But to Hinde's disappointment, there were no "Wonder Woman" T-shirts to be found (Hint, hint, retailers!)
"Once I realized there wasn't what I was looking for, I started to survey what was there," Hinde told TODAY Parents. "And the whole time, the boys 'NASA' T-shirts were visible from nearly all of the sections I was walking through."
Hinde decided the boys' section had plenty of "science pizzazz," in her words, but the girls' section needed more of it. So, she grabbed some of the boys' "NASA" tank tops and placed them front and center in the girls' section instead.
Hinde snapped a picture and posted it to her Twitter account with the caption, "Did I just take a bunch of NASA tank tops from the boys' section and put them in the girls' section? Yes. Yes I did." The tweet garnered over 26,000 retweets before Hinde made her account private after receiving an onslaught of both praise and sometimes searing criticism.
Though Hinde did not identify Target in her tweet in an effort to make a larger statement that didn't single out the retailer, many commenters recognized the store and the merchandise.
In an essay Hinde posted on her website after the resulting "unexpected Twitter storm," she called switching the merchandise's store placement a "tiny-scale, subversive, nonviolent, direct action" in response to finding herself surrounded by "too much stereotypically gendered clothing" in the girls' clothing section.
Hinde praised Target for carrying girls' "NASA" shirts as well, but pointed out that while the boys' shirts were easy to find at at children's eye levels in her local store, the girls' versions were much harder to find and less prominently displayed in places a little girl would see them.
Hinde said she hung the tops on lower rungs "so that the 'NASA' would be at eye level to a little girl walking by. When I was a kid at these stores I never looked up," she said. "I was always looking right in front of me, or down."
Hinde is married but does not have children herself.
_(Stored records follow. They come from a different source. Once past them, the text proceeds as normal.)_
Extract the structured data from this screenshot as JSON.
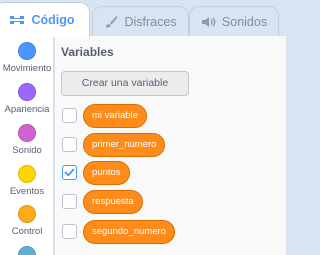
{
  "tabs": [
    {
      "label": "Código",
      "icon": "code-icon",
      "active": true
    },
    {
      "label": "Disfraces",
      "icon": "brush-icon",
      "active": false
    },
    {
      "label": "Sonidos",
      "icon": "speaker-icon",
      "active": false
    }
  ],
  "categories": [
    {
      "label": "Movimiento",
      "color": "#4c97ff"
    },
    {
      "label": "Apariencia",
      "color": "#9966ff"
    },
    {
      "label": "Sonido",
      "color": "#cf63cf"
    },
    {
      "label": "Eventos",
      "color": "#ffd500"
    },
    {
      "label": "Control",
      "color": "#ffab19"
    },
    {
      "label": "",
      "color": "#5cb1d6"
    }
  ],
  "palette": {
    "title": "Variables",
    "make_variable_label": "Crear una variable",
    "variables": [
      {
        "name": "mi variable",
        "checked": false
      },
      {
        "name": "primer_numero",
        "checked": false
      },
      {
        "name": "puntos",
        "checked": true
      },
      {
        "name": "respuesta",
        "checked": false
      },
      {
        "name": "segundo_numero",
        "checked": false
      }
    ]
  },
  "colors": {
    "accent": "#4c97ff",
    "variable_block": "#ff8c1a",
    "variable_block_border": "#db6e00"
  }
}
However, "As a scientist who works on inclusivity in academia and science, I spend a lot of time thinking about the pipeline," she wrote in her essay. "I am particularly concerned about the scarcity and disparity of science and science fiction-oriented toys, clothes, and outreach for girls."
Though parents of girls can just shop for them in the boys' sections, Hinde said research shows children are already sensitive to gender stereotyping by the age of 18-24 months. "This means many girls will perceive that the 'boy' clothes and the themes featured there are not for themselves," she wrote.
For those tempted to engage in "tiny-scale" actions of their own, Hinde, who worked in retail for 10 years herself, has some advice. "In these box stores, there are often things dangling off hangers that have fallen off the shelf," she said.
"If folks are going to move merchandise to disrupt stereotypes, do some tidying up so you aren't adding to the staff's time and effort, and don't move the merchandise too far," she suggested.